Battle for the Planet of the Gigahertz. In the gnip-gnop world of computer processors, Intel sneak-announced its 11th-generation desktop CPU line, dubbed Rocket Lake, a day ahead of AMD's planned intro of its competing Zen 3 chips. Rocket Lake chips, arriving early next year, will be aimed at gamers who want the fastest clock speeds, Intel says. We've been stuck around 5 GHz for years, but Intel hinted at 7 GHz speeds, which would be...very fast. I would check for a giant aquarium cooler before getting too excited, though.

Shimmering just over the horizon. The U.K. Parliament's Defence Committee issued a report accusing Chinese telecom gear maker Huawei of "clear evidence of collusion" with the Chinese Communist Party. That's a step up in rhetorical broadsides from prior investigations, but as my colleague David Meyer notes, "The report did not provide any actual details of this evidence." Back in the USA, the Trump administration is considering restrictions on the payment platforms of Chinese app owners Ant Group and Tencent, Bloomberg reports.

FOOD FOR THOUGHT

The pandemic-induced move to remote schooling has shined a spotlight on the uneven availability of reliable Internet connectivity. Reporter Monica Chin at The Verge dug into how that unevenness is hurting kids in rural and exurban areas.

Cilla Green is a music teacher for the Caddo Hills school district in southwest Arkansas. Over half of Green’s students don’t have internet that allows them to stream — some have satellite, some have bad cable, and none have a high-speed connection.
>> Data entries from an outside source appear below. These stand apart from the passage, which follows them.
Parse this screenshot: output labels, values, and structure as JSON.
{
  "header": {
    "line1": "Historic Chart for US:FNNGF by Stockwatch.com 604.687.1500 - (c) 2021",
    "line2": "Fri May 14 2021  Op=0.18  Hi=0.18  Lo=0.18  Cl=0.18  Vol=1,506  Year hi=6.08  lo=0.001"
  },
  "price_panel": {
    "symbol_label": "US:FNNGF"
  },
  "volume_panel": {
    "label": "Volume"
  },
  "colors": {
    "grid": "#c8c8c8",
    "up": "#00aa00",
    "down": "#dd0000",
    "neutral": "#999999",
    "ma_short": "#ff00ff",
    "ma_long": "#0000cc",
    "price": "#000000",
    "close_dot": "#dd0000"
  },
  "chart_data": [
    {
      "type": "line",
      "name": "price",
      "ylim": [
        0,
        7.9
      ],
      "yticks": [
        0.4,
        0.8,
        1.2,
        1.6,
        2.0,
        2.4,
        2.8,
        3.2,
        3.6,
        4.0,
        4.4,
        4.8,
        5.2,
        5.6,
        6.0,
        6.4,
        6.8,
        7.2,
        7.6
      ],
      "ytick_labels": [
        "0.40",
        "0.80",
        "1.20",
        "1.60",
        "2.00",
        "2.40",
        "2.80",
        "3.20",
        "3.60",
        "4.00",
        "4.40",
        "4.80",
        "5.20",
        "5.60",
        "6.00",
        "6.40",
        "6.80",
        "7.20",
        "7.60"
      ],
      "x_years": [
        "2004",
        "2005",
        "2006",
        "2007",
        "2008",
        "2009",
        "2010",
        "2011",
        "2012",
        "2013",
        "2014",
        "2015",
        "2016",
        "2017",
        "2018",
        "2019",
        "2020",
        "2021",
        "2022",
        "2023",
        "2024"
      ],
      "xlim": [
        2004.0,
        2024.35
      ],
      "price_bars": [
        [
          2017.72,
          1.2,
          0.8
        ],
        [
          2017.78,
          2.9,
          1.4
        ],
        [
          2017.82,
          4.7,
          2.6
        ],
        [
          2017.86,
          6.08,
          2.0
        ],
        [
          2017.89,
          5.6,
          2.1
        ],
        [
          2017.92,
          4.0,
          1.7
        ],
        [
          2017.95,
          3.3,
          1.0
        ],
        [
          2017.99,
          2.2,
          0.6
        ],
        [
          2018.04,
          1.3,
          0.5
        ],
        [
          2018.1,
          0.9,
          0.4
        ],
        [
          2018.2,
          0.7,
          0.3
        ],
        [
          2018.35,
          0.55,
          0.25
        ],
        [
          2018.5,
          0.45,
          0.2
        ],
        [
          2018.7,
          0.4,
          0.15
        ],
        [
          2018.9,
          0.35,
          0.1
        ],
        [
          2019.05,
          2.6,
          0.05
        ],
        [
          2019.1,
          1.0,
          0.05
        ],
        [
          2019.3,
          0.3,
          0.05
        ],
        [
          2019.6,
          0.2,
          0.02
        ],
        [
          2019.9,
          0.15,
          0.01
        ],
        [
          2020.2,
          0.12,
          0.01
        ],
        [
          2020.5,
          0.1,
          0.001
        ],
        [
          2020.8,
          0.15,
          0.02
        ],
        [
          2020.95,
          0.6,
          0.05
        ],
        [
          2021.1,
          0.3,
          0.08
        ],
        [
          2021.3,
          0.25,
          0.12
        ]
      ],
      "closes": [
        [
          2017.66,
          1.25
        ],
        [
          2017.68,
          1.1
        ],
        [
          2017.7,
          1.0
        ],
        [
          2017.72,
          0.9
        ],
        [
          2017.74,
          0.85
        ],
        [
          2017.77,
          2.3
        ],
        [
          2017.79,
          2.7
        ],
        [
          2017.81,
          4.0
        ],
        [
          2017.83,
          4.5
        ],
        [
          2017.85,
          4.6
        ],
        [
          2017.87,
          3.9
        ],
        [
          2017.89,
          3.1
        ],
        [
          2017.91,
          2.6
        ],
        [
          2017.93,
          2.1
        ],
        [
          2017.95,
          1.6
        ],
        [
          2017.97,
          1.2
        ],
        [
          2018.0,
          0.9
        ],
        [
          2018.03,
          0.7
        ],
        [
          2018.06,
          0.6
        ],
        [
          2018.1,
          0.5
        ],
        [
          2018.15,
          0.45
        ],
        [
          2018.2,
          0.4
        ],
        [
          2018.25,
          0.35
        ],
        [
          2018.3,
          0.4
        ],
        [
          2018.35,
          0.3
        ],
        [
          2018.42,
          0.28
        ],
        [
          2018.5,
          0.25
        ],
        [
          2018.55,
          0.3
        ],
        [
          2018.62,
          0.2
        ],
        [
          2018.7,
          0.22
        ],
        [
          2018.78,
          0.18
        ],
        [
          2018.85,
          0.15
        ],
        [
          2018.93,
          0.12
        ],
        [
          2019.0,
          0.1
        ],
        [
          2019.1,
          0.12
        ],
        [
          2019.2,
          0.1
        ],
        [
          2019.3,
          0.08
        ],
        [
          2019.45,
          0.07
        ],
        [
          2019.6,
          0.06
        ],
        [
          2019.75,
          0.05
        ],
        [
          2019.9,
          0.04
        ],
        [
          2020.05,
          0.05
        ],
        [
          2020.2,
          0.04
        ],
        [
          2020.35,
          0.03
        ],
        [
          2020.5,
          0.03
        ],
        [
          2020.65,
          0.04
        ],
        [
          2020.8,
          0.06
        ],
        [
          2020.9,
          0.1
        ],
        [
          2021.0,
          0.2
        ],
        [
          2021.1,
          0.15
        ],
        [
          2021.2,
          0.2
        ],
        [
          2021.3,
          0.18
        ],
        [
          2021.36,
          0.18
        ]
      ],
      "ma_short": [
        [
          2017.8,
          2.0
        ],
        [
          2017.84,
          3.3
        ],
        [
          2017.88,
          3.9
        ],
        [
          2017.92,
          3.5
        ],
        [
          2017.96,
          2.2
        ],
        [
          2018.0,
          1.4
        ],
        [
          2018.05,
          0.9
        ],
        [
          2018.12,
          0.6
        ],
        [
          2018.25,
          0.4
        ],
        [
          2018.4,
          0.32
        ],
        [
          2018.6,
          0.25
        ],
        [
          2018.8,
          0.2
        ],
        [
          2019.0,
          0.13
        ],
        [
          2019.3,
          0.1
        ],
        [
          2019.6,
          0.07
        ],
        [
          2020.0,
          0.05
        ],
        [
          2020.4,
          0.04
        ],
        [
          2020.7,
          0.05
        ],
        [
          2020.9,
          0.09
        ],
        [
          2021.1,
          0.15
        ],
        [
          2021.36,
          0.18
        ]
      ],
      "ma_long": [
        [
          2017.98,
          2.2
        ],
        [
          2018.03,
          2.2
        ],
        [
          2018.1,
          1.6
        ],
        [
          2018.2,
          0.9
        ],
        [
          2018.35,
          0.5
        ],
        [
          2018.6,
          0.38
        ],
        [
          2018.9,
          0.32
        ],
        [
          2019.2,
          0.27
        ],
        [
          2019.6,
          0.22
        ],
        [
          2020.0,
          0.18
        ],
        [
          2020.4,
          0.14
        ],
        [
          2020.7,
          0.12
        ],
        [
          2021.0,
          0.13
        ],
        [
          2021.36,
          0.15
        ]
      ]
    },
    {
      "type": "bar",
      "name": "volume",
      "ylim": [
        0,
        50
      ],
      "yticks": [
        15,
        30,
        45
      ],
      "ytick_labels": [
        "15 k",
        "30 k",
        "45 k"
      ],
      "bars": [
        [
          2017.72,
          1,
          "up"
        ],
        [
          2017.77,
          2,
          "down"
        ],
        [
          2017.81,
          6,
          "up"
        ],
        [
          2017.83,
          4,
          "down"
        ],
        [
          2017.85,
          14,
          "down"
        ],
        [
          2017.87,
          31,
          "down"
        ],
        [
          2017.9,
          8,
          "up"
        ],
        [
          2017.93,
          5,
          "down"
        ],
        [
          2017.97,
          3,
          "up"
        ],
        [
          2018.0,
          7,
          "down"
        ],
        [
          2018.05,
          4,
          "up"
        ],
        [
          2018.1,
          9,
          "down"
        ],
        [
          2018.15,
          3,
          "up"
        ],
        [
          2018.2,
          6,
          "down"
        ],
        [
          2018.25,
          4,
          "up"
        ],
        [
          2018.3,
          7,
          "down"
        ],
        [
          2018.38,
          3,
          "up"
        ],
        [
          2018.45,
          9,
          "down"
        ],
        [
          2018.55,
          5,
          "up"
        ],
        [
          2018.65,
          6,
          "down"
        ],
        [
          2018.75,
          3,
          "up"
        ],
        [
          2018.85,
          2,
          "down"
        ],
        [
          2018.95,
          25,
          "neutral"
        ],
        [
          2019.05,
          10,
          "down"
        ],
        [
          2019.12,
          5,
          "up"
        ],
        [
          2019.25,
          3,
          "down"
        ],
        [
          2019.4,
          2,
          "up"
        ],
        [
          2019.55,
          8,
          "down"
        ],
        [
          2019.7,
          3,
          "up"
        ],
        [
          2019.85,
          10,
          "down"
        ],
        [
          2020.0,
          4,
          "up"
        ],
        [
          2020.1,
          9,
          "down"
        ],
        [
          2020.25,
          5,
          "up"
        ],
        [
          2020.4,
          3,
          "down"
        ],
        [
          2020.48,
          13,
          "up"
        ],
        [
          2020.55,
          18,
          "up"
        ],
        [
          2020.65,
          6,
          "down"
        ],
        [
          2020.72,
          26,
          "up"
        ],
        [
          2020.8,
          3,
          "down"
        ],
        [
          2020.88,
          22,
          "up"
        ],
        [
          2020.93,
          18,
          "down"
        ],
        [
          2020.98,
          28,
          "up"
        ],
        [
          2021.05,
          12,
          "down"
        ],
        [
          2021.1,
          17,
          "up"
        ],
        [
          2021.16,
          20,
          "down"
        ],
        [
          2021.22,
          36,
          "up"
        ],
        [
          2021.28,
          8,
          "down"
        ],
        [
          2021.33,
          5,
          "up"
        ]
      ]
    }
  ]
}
The district, when planning for a blend of online and in-person instruction, was taken by surprise.

“We didn’t realize how many of our students did not have that availability,” Green said. “I thought some of our students should be able to stream and most of them were like ‘No, we have internet service through our phones and it’s not very good’ or ‘I have internet service but I can’t do any streaming, it’s only good for email.’”

IN CASE YOU MISSED IT

What experts think of robots’ threats and benefits to humanity By Brett Haensel

A TikTok star’s ‘Dreams’ come true By Ellen McGirt and Aric Jenkins

How digitalization could help American states and cities bounce back from the COVID recession By Bob Ainsbury

This analyst says the U.S.-China trade deal targets were always ‘too aspirational’ By Veta Chan

What it’s like to open a new restaurant during a pandemic By Rachel King

(Some of these stories require a subscription to access. Thank you for supporting our journalism.)

BEFORE YOU GO

I guess you could call it the ultimate skeleton in your closet, but Christie's auctioned off a complete Tyrannosaurus rex fossil set for $31,847,500 on Wednesday. No word yet on who won or what happens next to the creature, which is known as STAN.

Aaron Pressman

@ampressman

aaron.pressman@fortune.com